=== Brief ===
Wherever the word "icon" shows up in the data, report the line it sits in.

#### Material for the task ####

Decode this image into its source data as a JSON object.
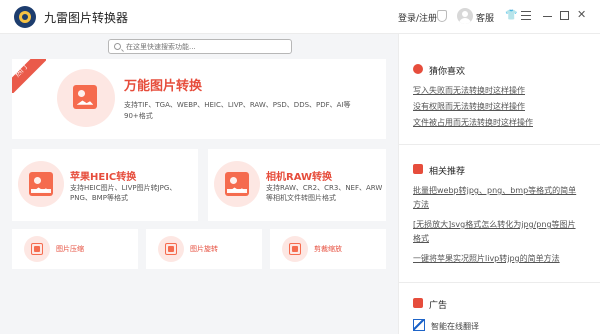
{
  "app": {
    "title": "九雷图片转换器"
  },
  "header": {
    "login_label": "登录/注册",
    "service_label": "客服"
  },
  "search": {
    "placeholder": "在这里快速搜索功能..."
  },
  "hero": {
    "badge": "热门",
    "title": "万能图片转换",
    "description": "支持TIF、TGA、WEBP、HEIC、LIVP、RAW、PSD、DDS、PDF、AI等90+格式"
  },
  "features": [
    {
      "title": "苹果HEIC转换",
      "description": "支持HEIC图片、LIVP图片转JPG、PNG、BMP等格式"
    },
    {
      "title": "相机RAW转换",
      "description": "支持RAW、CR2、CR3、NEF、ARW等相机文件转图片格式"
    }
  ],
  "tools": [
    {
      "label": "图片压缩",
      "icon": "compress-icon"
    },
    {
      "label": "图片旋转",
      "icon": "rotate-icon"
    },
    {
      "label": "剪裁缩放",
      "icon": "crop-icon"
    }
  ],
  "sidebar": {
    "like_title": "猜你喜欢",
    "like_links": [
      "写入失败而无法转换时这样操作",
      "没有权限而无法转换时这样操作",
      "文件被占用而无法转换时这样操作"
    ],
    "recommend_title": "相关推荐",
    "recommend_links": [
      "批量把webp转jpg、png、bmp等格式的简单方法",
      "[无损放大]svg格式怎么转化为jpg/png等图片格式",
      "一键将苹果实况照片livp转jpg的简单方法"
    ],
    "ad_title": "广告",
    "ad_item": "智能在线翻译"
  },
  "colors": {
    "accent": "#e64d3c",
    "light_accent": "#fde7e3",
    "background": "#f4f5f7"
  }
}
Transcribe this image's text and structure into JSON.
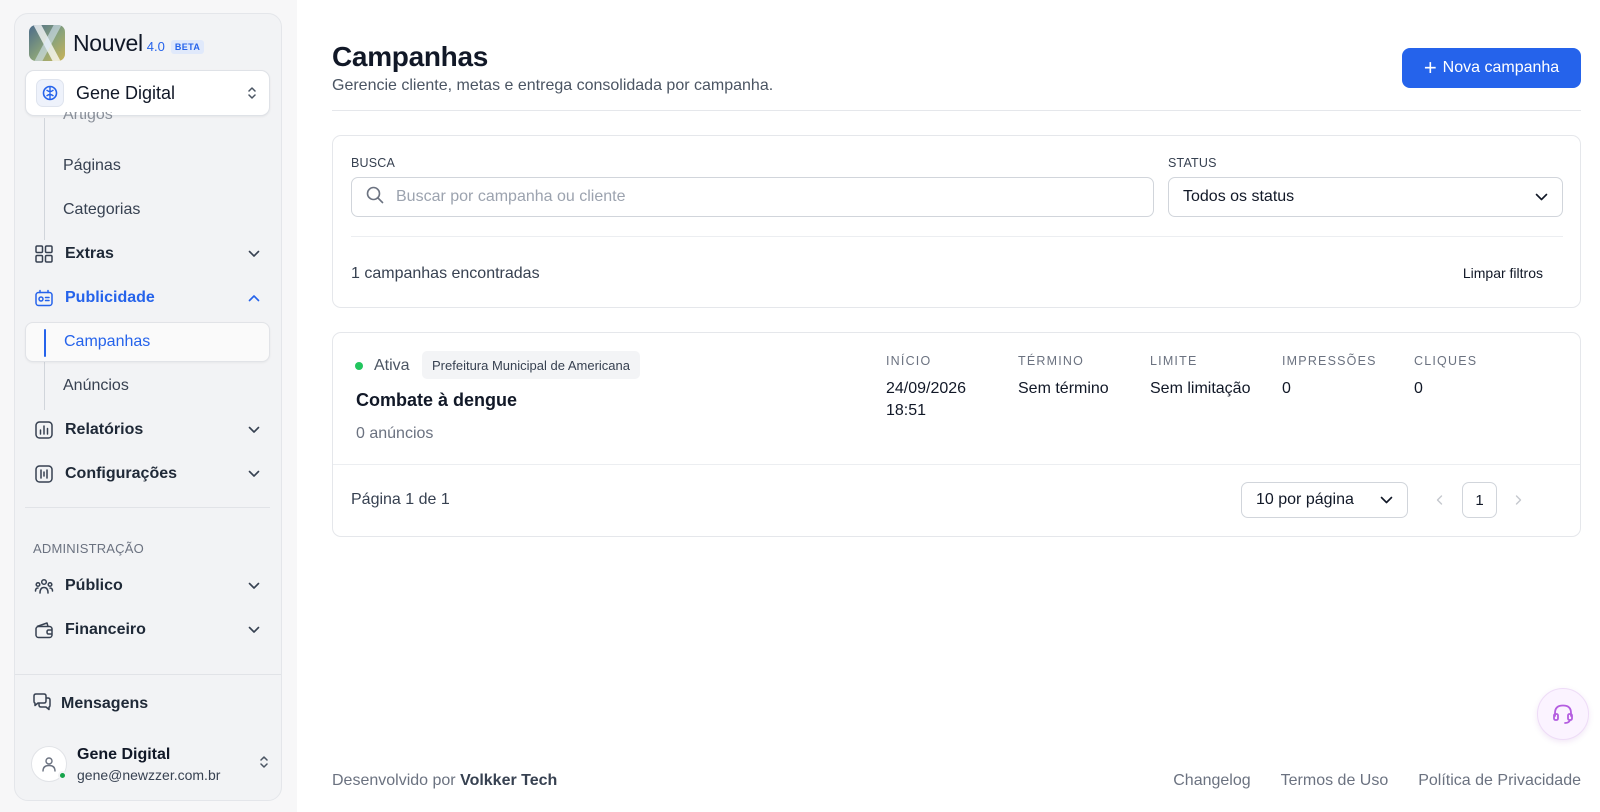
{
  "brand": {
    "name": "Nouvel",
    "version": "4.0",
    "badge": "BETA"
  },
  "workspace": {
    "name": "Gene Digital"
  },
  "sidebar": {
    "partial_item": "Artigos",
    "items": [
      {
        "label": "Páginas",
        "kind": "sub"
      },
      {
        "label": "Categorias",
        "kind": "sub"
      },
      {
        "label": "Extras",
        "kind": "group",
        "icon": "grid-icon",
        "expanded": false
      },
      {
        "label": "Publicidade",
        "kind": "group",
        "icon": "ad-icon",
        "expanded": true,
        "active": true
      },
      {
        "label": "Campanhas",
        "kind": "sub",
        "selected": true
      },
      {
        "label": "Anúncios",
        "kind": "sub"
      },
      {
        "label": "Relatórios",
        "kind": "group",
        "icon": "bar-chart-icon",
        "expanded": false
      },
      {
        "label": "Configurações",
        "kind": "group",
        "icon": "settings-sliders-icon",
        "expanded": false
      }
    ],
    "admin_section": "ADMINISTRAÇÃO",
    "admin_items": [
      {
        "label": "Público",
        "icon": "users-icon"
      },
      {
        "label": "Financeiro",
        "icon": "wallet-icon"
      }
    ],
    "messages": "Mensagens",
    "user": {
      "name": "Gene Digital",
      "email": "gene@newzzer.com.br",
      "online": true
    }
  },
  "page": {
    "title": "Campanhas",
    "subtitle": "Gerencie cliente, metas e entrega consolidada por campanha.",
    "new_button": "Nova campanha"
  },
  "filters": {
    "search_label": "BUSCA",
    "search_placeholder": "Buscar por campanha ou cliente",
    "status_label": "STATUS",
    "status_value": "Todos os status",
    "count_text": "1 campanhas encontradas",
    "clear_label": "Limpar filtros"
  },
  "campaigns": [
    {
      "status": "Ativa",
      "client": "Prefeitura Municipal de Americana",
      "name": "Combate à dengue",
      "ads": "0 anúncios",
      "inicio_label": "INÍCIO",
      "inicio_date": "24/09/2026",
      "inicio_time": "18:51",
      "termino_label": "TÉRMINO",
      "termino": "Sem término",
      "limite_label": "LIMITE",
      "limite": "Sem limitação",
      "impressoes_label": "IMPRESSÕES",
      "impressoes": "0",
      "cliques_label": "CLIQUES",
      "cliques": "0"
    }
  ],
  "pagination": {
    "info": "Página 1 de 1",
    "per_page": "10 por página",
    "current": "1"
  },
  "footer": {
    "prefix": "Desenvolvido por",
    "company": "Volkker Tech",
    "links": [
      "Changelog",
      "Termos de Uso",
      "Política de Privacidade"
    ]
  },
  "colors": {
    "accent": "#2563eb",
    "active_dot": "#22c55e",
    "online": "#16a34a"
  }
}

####

=== Reply ===
      "icon": "compress-icon"
      "icon": "rotate-icon"
      "icon": "crop-icon"
        "icon": "grid-icon",
        "icon": "ad-icon",
        "icon": "bar-chart-icon",
        "icon": "settings-sliders-icon",
        "icon": "users-icon"
        "icon": "wallet-icon"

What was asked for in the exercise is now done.